4. Part V Balance Sheet.  Tax deferred accounts.
Do I also include our Canadian RRSPs, which only received contributions prior to moving to the US? If so, under which line?
Do our US Roth IRAs and traditional IRAs also be included?  If so, which lines on the balance sheet?
Should our 529 plan also be included in the calculation of our net worth?  If so, which line should it be on?

5. Part V Income statement.  Should dividend income and interest income which we received in our tax deferred accounts be included in the income statement?

Thanks for any and all help you might give! 

Phil Hogan, CPA, CA, CPA (Colorado)

  • Administrator
  • Newbie
  • *****
  • Posts: 49
    • View Profile
    • Hutcheson and Co. LLP
Re: US Expatriation Form 8854
« Reply #1 on: May 25, 2018, 02:25:43 PM »
Hi there

Please note that the following is for informational purposes only and should not be considered professional advice.

My general thoughts about your issues below:

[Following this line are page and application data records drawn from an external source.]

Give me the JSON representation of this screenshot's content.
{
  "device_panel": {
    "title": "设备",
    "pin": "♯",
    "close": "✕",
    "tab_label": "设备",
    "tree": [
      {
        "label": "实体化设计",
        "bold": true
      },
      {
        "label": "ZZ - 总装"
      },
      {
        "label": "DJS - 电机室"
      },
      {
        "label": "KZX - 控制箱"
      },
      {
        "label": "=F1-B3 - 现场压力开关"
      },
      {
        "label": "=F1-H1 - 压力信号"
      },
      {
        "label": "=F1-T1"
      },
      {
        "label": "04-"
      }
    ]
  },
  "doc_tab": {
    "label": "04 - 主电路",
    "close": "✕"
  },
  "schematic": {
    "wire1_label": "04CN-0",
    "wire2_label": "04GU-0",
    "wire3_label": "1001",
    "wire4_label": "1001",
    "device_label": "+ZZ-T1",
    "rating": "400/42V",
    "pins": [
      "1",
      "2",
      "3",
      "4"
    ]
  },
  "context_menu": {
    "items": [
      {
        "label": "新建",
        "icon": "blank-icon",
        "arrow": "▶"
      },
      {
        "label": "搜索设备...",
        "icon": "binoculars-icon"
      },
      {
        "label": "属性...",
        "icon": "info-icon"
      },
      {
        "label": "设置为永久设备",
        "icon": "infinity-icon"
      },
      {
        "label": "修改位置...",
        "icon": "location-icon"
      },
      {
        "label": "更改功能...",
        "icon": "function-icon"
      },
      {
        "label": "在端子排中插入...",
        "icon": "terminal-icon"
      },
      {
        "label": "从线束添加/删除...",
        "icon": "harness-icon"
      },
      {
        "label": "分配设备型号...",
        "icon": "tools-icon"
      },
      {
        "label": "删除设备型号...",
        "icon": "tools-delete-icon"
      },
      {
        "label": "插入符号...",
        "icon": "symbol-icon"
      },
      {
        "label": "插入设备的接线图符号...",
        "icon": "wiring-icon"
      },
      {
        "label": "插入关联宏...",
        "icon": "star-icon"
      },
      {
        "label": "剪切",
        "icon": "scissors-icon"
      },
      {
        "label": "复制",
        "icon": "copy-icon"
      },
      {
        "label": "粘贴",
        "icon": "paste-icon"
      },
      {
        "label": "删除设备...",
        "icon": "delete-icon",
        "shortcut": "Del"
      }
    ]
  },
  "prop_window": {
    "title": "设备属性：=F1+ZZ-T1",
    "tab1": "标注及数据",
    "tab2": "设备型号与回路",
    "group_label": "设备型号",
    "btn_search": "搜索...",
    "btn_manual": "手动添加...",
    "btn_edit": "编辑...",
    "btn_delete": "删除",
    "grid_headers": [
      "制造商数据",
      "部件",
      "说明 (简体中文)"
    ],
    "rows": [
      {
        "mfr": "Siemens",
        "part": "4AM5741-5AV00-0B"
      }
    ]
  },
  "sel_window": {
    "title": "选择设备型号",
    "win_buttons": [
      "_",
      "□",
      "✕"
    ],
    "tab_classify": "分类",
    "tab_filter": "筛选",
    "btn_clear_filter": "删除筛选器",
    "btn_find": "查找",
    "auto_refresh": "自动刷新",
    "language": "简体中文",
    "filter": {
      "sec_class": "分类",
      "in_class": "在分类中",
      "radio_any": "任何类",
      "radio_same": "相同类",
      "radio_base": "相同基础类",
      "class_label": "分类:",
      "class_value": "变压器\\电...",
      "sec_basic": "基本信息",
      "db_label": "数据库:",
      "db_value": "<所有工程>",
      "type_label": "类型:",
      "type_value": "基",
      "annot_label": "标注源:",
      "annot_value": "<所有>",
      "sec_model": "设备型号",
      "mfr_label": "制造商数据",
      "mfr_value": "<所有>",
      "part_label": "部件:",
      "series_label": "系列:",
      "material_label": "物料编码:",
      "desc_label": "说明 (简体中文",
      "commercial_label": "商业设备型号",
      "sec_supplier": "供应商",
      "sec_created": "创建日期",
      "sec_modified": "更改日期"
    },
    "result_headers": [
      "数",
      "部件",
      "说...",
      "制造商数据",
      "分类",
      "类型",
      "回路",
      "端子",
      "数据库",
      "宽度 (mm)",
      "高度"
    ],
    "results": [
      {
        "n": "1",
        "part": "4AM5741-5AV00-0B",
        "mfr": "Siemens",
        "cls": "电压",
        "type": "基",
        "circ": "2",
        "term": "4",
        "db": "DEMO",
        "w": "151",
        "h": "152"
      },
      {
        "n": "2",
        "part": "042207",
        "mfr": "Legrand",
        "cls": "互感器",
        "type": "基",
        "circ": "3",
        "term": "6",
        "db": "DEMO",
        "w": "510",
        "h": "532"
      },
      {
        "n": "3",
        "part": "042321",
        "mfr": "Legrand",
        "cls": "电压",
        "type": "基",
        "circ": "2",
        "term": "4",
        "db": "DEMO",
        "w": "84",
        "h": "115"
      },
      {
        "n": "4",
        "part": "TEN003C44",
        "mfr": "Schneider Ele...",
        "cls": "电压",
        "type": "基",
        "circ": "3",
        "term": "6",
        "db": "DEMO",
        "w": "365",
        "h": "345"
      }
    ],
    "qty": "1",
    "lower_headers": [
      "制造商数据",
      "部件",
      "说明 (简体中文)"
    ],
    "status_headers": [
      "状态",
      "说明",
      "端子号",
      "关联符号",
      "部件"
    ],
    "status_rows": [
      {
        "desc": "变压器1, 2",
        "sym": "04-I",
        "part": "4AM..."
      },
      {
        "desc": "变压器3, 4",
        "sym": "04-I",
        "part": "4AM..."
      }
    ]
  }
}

- In most cases when client hands in their green card you would check 5b
- If you don't meet the tax or $2,000,000 threshold you will not need to complete section B of part IV
- reporting on part V is not always perfect. do you best to get your worldwide assets in the right category. In most cases with defined benefit pension, we use a present value calculation to assess FMV.
- Yes, most assets should be included on the 8854
- income received in a tax deferred account will not need to be reported on part 5 schedule B

Also, note that you'll need to have filed a ROTH election when you entered Canada and a T1135 for any non-registered investment accounts outside of Canada. Assuming you reached the $100,000 cost threshold.

Also, many US brokers will not be able to manage your accounts while you're a Canadian resident. Best to speak to a cross-border financial planner.

Hope that helps.

Phil Hogan, CPA, CA, CPA (Colorado)
* The information contained in these posts should not be construed as professional advice and is for informational purposes onl